Extracted data entries
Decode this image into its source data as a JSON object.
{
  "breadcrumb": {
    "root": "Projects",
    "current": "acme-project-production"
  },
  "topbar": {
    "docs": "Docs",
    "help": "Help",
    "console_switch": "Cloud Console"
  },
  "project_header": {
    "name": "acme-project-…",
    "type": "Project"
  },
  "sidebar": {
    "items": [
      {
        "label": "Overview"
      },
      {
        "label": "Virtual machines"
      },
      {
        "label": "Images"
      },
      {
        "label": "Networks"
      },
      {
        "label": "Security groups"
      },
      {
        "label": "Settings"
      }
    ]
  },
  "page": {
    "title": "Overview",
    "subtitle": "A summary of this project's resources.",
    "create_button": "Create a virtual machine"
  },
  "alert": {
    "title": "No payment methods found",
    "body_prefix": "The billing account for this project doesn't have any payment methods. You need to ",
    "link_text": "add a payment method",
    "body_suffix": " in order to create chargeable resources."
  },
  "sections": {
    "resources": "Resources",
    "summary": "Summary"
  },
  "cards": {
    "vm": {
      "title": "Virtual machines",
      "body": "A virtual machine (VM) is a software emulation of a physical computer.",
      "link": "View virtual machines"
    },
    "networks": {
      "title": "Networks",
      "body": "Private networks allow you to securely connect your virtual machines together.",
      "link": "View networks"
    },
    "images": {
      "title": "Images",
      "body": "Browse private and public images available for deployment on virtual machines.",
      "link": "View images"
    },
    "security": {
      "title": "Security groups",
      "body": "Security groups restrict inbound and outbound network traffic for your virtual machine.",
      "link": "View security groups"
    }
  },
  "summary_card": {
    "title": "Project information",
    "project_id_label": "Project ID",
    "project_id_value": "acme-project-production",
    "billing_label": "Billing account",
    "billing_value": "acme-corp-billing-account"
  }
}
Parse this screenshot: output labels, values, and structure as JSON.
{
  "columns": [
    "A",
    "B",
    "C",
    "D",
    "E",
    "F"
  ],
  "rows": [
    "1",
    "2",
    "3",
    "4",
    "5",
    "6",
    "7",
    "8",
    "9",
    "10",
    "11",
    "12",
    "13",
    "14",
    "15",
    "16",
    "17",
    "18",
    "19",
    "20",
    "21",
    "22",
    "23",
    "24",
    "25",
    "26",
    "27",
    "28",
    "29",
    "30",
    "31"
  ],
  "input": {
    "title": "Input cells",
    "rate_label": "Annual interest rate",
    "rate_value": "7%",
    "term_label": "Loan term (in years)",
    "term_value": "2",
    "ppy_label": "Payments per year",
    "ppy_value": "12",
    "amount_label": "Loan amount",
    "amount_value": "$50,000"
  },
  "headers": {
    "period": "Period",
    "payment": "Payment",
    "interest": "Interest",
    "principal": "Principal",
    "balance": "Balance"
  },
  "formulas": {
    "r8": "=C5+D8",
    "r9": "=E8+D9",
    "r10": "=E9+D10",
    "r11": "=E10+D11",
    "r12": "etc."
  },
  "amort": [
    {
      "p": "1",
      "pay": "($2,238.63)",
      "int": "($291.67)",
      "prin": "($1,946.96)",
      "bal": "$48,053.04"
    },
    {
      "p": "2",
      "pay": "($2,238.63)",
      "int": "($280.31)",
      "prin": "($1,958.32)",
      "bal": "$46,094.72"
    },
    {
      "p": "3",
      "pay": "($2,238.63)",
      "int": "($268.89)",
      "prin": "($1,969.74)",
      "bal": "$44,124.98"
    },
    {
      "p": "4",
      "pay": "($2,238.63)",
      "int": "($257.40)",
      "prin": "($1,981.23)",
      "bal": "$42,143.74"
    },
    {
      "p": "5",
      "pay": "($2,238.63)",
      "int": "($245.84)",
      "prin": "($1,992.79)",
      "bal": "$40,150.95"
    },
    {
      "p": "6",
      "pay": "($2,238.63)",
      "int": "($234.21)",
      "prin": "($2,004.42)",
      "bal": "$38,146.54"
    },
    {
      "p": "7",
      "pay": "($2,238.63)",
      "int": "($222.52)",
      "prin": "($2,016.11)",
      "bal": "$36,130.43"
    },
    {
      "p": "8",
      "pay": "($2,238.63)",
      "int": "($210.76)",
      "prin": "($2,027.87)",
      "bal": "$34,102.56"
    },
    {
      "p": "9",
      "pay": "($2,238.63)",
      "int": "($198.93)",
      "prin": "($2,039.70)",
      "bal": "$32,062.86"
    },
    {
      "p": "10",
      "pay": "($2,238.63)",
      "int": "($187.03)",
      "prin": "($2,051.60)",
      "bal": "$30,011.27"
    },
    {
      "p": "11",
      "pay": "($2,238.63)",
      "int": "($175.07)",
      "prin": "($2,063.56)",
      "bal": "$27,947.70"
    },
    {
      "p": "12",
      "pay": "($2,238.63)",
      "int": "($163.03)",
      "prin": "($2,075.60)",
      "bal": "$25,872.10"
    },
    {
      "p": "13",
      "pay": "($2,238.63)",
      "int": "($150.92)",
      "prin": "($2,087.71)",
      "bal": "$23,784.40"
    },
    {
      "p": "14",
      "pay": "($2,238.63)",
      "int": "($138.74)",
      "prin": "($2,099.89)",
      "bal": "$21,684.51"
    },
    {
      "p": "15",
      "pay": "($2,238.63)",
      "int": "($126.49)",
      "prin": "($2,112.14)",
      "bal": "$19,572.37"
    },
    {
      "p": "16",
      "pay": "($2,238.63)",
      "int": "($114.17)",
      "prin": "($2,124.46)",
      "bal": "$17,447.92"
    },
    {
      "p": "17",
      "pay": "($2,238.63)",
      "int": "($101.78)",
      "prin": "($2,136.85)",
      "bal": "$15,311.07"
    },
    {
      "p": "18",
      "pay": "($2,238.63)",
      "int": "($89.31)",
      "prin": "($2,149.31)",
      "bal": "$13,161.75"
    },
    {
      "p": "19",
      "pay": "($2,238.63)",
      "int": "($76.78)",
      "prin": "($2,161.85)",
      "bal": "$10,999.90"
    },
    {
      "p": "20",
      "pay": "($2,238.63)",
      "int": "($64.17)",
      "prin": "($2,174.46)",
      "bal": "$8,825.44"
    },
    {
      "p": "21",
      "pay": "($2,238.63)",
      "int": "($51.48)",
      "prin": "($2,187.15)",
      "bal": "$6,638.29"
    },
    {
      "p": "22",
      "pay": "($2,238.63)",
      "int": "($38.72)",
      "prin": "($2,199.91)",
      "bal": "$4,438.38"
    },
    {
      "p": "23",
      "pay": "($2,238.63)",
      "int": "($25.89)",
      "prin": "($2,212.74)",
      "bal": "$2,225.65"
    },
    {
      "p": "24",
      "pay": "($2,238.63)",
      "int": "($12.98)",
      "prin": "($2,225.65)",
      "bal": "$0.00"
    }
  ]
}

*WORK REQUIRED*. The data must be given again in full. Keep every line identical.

*RESPONSE BELOW*.
Decode this image into its source data as a JSON object.
{
  "breadcrumb": {
    "root": "Projects",
    "current": "acme-project-production"
  },
  "topbar": {
    "docs": "Docs",
    "help": "Help",
    "console_switch": "Cloud Console"
  },
  "project_header": {
    "name": "acme-project-…",
    "type": "Project"
  },
  "sidebar": {
    "items": [
      {
        "label": "Overview"
      },
      {
        "label": "Virtual machines"
      },
      {
        "label": "Images"
      },
      {
        "label": "Networks"
      },
      {
        "label": "Security groups"
      },
      {
        "label": "Settings"
      }
    ]
  },
  "page": {
    "title": "Overview",
    "subtitle": "A summary of this project's resources.",
    "create_button": "Create a virtual machine"
  },
  "alert": {
    "title": "No payment methods found",
    "body_prefix": "The billing account for this project doesn't have any payment methods. You need to ",
    "link_text": "add a payment method",
    "body_suffix": " in order to create chargeable resources."
  },
  "sections": {
    "resources": "Resources",
    "summary": "Summary"
  },
  "cards": {
    "vm": {
      "title": "Virtual machines",
      "body": "A virtual machine (VM) is a software emulation of a physical computer.",
      "link": "View virtual machines"
    },
    "networks": {
      "title": "Networks",
      "body": "Private networks allow you to securely connect your virtual machines together.",
      "link": "View networks"
    },
    "images": {
      "title": "Images",
      "body": "Browse private and public images available for deployment on virtual machines.",
      "link": "View images"
    },
    "security": {
      "title": "Security groups",
      "body": "Security groups restrict inbound and outbound network traffic for your virtual machine.",
      "link": "View security groups"
    }
  },
  "summary_card": {
    "title": "Project information",
    "project_id_label": "Project ID",
    "project_id_value": "acme-project-production",
    "billing_label": "Billing account",
    "billing_value": "acme-corp-billing-account"
  }
}
Parse this screenshot: output labels, values, and structure as JSON.
{
  "columns": [
    "A",
    "B",
    "C",
    "D",
    "E",
    "F"
  ],
  "rows": [
    "1",
    "2",
    "3",
    "4",
    "5",
    "6",
    "7",
    "8",
    "9",
    "10",
    "11",
    "12",
    "13",
    "14",
    "15",
    "16",
    "17",
    "18",
    "19",
    "20",
    "21",
    "22",
    "23",
    "24",
    "25",
    "26",
    "27",
    "28",
    "29",
    "30",
    "31"
  ],
  "input": {
    "title": "Input cells",
    "rate_label": "Annual interest rate",
    "rate_value": "7%",
    "term_label": "Loan term (in years)",
    "term_value": "2",
    "ppy_label": "Payments per year",
    "ppy_value": "12",
    "amount_label": "Loan amount",
    "amount_value": "$50,000"
  },
  "headers": {
    "period": "Period",
    "payment": "Payment",
    "interest": "Interest",
    "principal": "Principal",
    "balance": "Balance"
  },
  "formulas": {
    "r8": "=C5+D8",
    "r9": "=E8+D9",
    "r10": "=E9+D10",
    "r11": "=E10+D11",
    "r12": "etc."
  },
  "amort": [
    {
      "p": "1",
      "pay": "($2,238.63)",
      "int": "($291.67)",
      "prin": "($1,946.96)",
      "bal": "$48,053.04"
    },
    {
      "p": "2",
      "pay": "($2,238.63)",
      "int": "($280.31)",
      "prin": "($1,958.32)",
      "bal": "$46,094.72"
    },
    {
      "p": "3",
      "pay": "($2,238.63)",
      "int": "($268.89)",
      "prin": "($1,969.74)",
      "bal": "$44,124.98"
    },
    {
      "p": "4",
      "pay": "($2,238.63)",
      "int": "($257.40)",
      "prin": "($1,981.23)",
      "bal": "$42,143.74"
    },
    {
      "p": "5",
      "pay": "($2,238.63)",
      "int": "($245.84)",
      "prin": "($1,992.79)",
      "bal": "$40,150.95"
    },
    {
      "p": "6",
      "pay": "($2,238.63)",
      "int": "($234.21)",
      "prin": "($2,004.42)",
      "bal": "$38,146.54"
    },
    {
      "p": "7",
      "pay": "($2,238.63)",
      "int": "($222.52)",
      "prin": "($2,016.11)",
      "bal": "$36,130.43"
    },
    {
      "p": "8",
      "pay": "($2,238.63)",
      "int": "($210.76)",
      "prin": "($2,027.87)",
      "bal": "$34,102.56"
    },
    {
      "p": "9",
      "pay": "($2,238.63)",
      "int": "($198.93)",
      "prin": "($2,039.70)",
      "bal": "$32,062.86"
    },
    {
      "p": "10",
      "pay": "($2,238.63)",
      "int": "($187.03)",
      "prin": "($2,051.60)",
      "bal": "$30,011.27"
    },
    {
      "p": "11",
      "pay": "($2,238.63)",
      "int": "($175.07)",
      "prin": "($2,063.56)",
      "bal": "$27,947.70"
    },
    {
      "p": "12",
      "pay": "($2,238.63)",
      "int": "($163.03)",
      "prin": "($2,075.60)",
      "bal": "$25,872.10"
    },
    {
      "p": "13",
      "pay": "($2,238.63)",
      "int": "($150.92)",
      "prin": "($2,087.71)",
      "bal": "$23,784.40"
    },
    {
      "p": "14",
      "pay": "($2,238.63)",
      "int": "($138.74)",
      "prin": "($2,099.89)",
      "bal": "$21,684.51"
    },
    {
      "p": "15",
      "pay": "($2,238.63)",
      "int": "($126.49)",
      "prin": "($2,112.14)",
      "bal": "$19,572.37"
    },
    {
      "p": "16",
      "pay": "($2,238.63)",
      "int": "($114.17)",
      "prin": "($2,124.46)",
      "bal": "$17,447.92"
    },
    {
      "p": "17",
      "pay": "($2,238.63)",
      "int": "($101.78)",
      "prin": "($2,136.85)",
      "bal": "$15,311.07"
    },
    {
      "p": "18",
      "pay": "($2,238.63)",
      "int": "($89.31)",
      "prin": "($2,149.31)",
      "bal": "$13,161.75"
    },
    {
      "p": "19",
      "pay": "($2,238.63)",
      "int": "($76.78)",
      "prin": "($2,161.85)",
      "bal": "$10,999.90"
    },
    {
      "p": "20",
      "pay": "($2,238.63)",
      "int": "($64.17)",
      "prin": "($2,174.46)",
      "bal": "$8,825.44"
    },
    {
      "p": "21",
      "pay": "($2,238.63)",
      "int": "($51.48)",
      "prin": "($2,187.15)",
      "bal": "$6,638.29"
    },
    {
      "p": "22",
      "pay": "($2,238.63)",
      "int": "($38.72)",
      "prin": "($2,199.91)",
      "bal": "$4,438.38"
    },
    {
      "p": "23",
      "pay": "($2,238.63)",
      "int": "($25.89)",
      "prin": "($2,212.74)",
      "bal": "$2,225.65"
    },
    {
      "p": "24",
      "pay": "($2,238.63)",
      "int": "($12.98)",
      "prin": "($2,225.65)",
      "bal": "$0.00"
    }
  ]
}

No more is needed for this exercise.